Democrats on the Senate Judiciary Committee have reluctantly admitted they have no power to stop the Republican majority in that committee – and in the full-Senate – from conforming Judge Amy Coney Barrett to the US Supreme Court.
Republicans hold a 53 to 47 seat majority in the US Senate and technically have the votes to confirm Barrett. Democrats, in their frustration, have threatened to pack the High Court with Progressive nominees in retaliation should former Vice President Joe Biden and running mate Se. Kamala Harris (D-CA), win on November 3, 2020.
“There’s no procedural move that I’m aware of that allows the minority to slow this process down at all,” Sen. Chris Coons (D-DE), said. “And trust me, I’ve asked a lot.”
“That’s one of the things that I think the general public doesn’t quite appreciate is that as long as the [GOP] majority is willing to change the rules and is willing to insist on moving ahead when it is demonstrably unsafe, unwise and unprecedented to do so, there’s nothing the [Democrat] minority can do to stop them.”
Coons’ recollection of history can be rightly called into question.

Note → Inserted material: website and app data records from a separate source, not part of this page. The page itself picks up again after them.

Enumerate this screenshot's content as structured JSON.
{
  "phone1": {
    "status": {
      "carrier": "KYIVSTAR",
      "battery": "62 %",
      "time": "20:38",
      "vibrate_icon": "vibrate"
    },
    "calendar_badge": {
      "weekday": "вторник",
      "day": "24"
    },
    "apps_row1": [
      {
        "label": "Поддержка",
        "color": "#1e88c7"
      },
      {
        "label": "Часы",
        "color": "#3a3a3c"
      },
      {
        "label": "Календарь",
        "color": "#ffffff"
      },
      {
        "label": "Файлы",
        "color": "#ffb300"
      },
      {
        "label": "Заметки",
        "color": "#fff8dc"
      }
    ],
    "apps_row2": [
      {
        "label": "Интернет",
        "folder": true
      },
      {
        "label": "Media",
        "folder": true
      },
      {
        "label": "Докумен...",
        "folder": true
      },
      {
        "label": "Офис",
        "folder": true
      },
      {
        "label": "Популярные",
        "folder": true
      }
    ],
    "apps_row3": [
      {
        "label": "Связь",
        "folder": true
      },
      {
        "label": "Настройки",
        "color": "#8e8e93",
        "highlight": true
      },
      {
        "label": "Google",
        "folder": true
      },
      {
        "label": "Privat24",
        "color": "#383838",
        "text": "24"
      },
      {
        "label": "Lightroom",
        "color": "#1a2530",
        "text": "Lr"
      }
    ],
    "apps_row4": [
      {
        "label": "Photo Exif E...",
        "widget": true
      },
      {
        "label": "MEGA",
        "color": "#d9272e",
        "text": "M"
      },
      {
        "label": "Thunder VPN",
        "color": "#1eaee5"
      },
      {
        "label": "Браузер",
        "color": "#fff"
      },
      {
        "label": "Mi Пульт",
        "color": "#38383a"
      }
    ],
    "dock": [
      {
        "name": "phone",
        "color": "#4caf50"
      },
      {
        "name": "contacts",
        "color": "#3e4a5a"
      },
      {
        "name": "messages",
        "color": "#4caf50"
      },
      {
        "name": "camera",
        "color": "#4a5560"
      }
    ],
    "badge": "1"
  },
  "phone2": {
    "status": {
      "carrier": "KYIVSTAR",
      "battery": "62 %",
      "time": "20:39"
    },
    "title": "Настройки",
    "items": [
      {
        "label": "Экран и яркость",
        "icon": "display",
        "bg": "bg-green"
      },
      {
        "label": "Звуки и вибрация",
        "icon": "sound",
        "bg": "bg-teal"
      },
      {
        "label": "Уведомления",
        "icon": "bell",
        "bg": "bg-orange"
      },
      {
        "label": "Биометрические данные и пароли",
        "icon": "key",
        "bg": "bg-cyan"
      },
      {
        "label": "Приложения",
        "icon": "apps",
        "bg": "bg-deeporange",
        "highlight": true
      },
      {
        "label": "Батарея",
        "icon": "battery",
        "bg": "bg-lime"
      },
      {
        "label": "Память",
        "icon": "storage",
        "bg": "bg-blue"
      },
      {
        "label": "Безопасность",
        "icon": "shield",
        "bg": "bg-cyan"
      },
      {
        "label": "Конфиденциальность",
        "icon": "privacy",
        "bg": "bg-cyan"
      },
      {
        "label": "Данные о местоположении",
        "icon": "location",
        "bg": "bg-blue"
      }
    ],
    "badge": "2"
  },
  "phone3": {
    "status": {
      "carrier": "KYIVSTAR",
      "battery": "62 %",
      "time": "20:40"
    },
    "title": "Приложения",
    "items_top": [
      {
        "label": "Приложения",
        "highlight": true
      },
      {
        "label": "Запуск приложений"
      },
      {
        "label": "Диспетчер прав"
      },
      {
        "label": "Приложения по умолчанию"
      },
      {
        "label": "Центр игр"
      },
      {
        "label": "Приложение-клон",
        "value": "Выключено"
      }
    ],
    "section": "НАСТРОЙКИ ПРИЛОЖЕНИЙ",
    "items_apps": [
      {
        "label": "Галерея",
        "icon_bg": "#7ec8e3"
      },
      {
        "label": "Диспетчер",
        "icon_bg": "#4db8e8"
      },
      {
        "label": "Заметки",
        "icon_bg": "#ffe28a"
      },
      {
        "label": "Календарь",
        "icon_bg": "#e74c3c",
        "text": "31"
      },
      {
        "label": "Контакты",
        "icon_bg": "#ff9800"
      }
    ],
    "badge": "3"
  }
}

There have been 29 Supreme Court vacancies during presidential election years throughout the history of the United States, with justices nominated in each of those cases.
Coons’ reference to changing the rules references the Senate Republicans’ refusal to hold confirmation hearings on Merrick Garland, then-President Obama’s nominee to the US Supreme Court to replace the late Justice Antonin Scalia.
In that instance, the presidency and the Senate majority were held by opposing parties, the Senate having flipped in the previous election from a Democrat majority to a Republican one. Then, the Republican Senate served as a check to the unilateralism the Obama administration held prior to the Republican majority.
In contrast, today, both the presidency and the Senate majority are held by the same party and the Senate’s action affirms the not the will of the President, but the intent of their constituencies.
Only two Republican Senators, Lisa Murkowski (R-AK), and Susan Collins (R-ME), have snarled at pushing through the Barrett nomination in the lead up to the 2020 General Election. Neither has indicated they would vote against Barrett in the end vote.
The US Constitution does not mandate any hiatus or waiting period for Supreme Court nominations in an election year. Conversely, the Constitution requires action to seat any vacancy. The sentiment to delay a nomination or a vote is purely political in nature.